“It’s about respect. It’s about respecting others, it’s about respecting yourself and it’s about learning how to accept respect,” Tate said.

A typical session starts with review of what was learned the week before. Then the students do an introductory march and learn some dances. They take a break for refreshments while also learning more etiquette skills and then learn more dancing. Tate said the room is full of “kindness and goodness” and that evolves as time goes on.

“We use every single second of that time practicing and learning our manners,” Tate said.

Smithson also talked about how cotillion’s structure allowed her to unplug from her daily life and just interact face-to-face with other peers. She has even encouraged some of her friends to join cotillion.

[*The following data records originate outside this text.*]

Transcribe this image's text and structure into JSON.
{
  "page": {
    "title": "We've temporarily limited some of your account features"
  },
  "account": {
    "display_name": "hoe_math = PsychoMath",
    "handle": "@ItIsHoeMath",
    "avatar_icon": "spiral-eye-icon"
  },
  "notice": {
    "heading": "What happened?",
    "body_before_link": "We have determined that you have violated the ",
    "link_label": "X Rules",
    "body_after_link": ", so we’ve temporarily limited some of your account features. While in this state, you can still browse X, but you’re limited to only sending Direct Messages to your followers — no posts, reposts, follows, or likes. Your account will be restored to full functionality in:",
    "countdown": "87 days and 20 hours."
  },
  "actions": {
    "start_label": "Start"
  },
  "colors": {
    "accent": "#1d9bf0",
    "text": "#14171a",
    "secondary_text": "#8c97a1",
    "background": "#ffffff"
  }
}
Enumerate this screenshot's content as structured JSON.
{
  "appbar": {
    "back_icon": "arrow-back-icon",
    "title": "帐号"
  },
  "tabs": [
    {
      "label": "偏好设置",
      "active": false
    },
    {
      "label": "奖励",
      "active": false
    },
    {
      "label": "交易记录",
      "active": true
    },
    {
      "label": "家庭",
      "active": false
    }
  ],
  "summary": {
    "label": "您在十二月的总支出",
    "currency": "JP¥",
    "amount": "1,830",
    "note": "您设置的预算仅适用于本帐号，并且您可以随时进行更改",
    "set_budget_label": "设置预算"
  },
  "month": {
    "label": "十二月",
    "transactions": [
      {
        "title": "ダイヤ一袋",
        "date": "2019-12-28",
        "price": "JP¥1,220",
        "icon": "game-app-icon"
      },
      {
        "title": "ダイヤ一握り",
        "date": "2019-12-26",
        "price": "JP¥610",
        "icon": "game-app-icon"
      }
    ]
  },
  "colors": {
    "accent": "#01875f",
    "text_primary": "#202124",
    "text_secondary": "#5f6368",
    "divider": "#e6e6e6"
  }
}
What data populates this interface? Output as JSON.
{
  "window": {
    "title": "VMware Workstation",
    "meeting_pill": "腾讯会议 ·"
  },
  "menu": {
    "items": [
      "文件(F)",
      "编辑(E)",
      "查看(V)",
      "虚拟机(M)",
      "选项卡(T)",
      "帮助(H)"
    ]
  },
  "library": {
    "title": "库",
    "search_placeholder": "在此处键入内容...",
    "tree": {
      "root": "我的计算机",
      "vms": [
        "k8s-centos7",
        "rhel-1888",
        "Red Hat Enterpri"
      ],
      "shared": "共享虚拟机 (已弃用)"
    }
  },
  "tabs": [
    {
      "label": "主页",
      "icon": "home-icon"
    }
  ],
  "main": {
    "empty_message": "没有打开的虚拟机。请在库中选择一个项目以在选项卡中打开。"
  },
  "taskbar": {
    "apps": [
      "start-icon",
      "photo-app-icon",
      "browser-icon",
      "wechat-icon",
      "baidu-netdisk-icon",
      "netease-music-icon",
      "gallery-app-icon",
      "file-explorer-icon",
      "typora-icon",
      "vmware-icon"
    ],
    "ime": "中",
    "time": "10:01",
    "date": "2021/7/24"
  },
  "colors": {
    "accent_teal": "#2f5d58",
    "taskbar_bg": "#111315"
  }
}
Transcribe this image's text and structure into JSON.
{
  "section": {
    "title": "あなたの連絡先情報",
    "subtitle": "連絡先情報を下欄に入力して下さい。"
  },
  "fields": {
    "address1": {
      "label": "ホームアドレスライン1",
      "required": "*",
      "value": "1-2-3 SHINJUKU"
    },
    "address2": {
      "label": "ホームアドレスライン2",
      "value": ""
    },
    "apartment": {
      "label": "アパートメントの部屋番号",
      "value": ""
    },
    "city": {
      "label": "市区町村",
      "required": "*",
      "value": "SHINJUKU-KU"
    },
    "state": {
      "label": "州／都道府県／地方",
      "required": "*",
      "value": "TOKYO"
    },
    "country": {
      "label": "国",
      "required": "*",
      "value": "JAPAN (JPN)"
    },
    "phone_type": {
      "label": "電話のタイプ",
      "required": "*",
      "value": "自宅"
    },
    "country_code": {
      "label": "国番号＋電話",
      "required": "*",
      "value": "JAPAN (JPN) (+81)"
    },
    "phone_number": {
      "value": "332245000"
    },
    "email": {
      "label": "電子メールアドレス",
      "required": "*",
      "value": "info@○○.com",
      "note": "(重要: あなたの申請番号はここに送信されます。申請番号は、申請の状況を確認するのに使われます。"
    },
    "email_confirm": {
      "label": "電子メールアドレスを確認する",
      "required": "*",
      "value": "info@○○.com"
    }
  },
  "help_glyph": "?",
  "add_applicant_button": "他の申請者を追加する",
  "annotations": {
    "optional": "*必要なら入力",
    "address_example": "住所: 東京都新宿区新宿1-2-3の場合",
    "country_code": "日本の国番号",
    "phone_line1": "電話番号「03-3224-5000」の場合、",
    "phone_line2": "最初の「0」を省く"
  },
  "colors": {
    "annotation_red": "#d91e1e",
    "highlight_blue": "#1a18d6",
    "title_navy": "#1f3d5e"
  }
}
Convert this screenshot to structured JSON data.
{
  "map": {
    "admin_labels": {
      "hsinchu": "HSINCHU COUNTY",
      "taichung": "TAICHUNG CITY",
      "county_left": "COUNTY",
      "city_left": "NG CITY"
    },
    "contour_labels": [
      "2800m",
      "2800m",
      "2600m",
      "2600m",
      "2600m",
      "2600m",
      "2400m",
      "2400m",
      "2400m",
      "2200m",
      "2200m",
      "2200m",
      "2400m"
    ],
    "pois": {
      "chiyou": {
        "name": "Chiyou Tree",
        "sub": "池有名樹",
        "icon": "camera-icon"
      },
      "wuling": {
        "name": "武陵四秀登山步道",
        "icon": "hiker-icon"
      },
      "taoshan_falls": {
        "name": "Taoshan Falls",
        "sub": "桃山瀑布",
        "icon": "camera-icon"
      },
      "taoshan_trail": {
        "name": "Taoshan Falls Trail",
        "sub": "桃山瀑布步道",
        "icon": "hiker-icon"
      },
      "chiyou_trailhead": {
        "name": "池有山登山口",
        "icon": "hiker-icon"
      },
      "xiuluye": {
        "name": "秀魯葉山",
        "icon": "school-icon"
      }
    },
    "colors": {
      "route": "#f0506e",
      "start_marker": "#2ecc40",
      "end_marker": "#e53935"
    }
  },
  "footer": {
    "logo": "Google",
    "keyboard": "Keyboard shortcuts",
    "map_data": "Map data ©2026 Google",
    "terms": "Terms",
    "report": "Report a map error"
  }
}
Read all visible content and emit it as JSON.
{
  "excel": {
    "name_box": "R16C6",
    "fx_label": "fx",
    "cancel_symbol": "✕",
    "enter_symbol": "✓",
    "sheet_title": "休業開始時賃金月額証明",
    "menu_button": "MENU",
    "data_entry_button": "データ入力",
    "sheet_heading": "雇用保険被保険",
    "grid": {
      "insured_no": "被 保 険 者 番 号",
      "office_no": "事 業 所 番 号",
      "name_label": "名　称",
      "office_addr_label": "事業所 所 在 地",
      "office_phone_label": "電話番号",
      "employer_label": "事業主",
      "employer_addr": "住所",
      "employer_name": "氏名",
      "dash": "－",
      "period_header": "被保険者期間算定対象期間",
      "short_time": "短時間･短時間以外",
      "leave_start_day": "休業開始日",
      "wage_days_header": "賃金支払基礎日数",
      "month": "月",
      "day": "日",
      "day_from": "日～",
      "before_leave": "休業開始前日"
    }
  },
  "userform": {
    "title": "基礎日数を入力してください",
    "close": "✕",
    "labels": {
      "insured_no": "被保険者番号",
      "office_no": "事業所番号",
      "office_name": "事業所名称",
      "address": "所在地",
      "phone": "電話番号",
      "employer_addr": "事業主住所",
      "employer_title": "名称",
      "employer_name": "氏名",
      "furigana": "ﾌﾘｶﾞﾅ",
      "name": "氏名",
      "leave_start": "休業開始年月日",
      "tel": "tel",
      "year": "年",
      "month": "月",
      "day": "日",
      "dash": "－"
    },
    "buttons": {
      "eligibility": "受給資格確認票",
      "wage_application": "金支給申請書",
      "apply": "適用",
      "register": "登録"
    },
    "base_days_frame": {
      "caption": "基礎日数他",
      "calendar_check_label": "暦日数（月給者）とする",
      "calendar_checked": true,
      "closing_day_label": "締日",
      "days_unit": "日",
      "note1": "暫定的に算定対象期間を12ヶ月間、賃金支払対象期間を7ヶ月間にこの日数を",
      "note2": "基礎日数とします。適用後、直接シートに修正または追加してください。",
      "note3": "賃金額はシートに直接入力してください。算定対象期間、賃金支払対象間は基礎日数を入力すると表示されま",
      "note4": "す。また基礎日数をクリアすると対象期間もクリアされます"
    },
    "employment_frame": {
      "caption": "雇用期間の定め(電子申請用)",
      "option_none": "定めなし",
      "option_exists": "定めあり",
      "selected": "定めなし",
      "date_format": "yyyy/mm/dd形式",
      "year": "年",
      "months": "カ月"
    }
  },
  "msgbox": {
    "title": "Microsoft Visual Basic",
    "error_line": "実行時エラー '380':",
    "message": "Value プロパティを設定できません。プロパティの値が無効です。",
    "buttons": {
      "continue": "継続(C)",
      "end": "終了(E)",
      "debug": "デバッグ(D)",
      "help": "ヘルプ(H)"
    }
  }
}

To help out with the program are high school volunteers, also called ambassadors, who previously were in cotillion. Tate said about 25 to 30 high school students participated each Saturday this year, with the most being 32 at one time. These students are typically sophomores or older, which leaves a gap year between participants and volunteers.

“It’s actually the biggest compliment I could ever ask for, is for these kids to come back and participate in the way that they do,” Tate said. “They are volunteers. They all have numerous roles.”

Tate said the ambassadors have gone on to become great role models for the middle school students. They help participants with dances, remembering manners and more. Tate said after the cotillion events end on Saturdays, the high school students often go out to dinner afterwards to reminisce and talk about cotillion.

Smithson said she wants to come back and volunteer when she is a sophomore because she enjoys the tradition. That year will also be the first year her younger brother is eligible for cotillion.

Brian Logan is now the parent of two Junior Cotillion participants, eighth-grader Will and sixth-grader Claudia. Logan previously was in the program when he was in middle school. He said that the experience did help him at that age and that while the group was smaller with about 60 kids, cotillion still has much of an emphasis on manners today like it did then.

Logan said that he can tell cotillion has had an affect on how his children act toward others. He notices that they want to reach out to others and make sure they feel included by talking with them, holding the door for others and more acts of kindness. Logan said that cotillion is a great community-wide tradition for Franklin County that helps foster inclusivity in young children.

“From a parent’s perspective, it is a great activity. It is fun and safe,” Logan said.

Smithson’s mother, Angela Saxena, said she’s seen a similar change in her own daughter over the past three years. She believes that cotillion has pushed her daughter and other middle school students out of their comfort zone and helped them grow. She thinks the program relies on a lot of the respect that young children innately have — cotillion just builds on that.

“I think it’s just a good experience for children to have, especially in that crucial time of their life,” Saxena said.

Tate said the most rewarding thing about the program is when a student who does not want to be at cotillion in the beginning becomes one of the leaders by the end of the season.

“The main thing I see is children who come in very reluctant to be there … and by the end, it’s like they are a different person. They have just gained such confidence,” Tate said.

Tate encourages the students to take what they have learned at cotillion and use it in their daily lives.

“I really do think it’s needed more than ever these days,” Tate said. “I always tell them in the room, ‘Chivalry is not dead and you are here to prove that.’”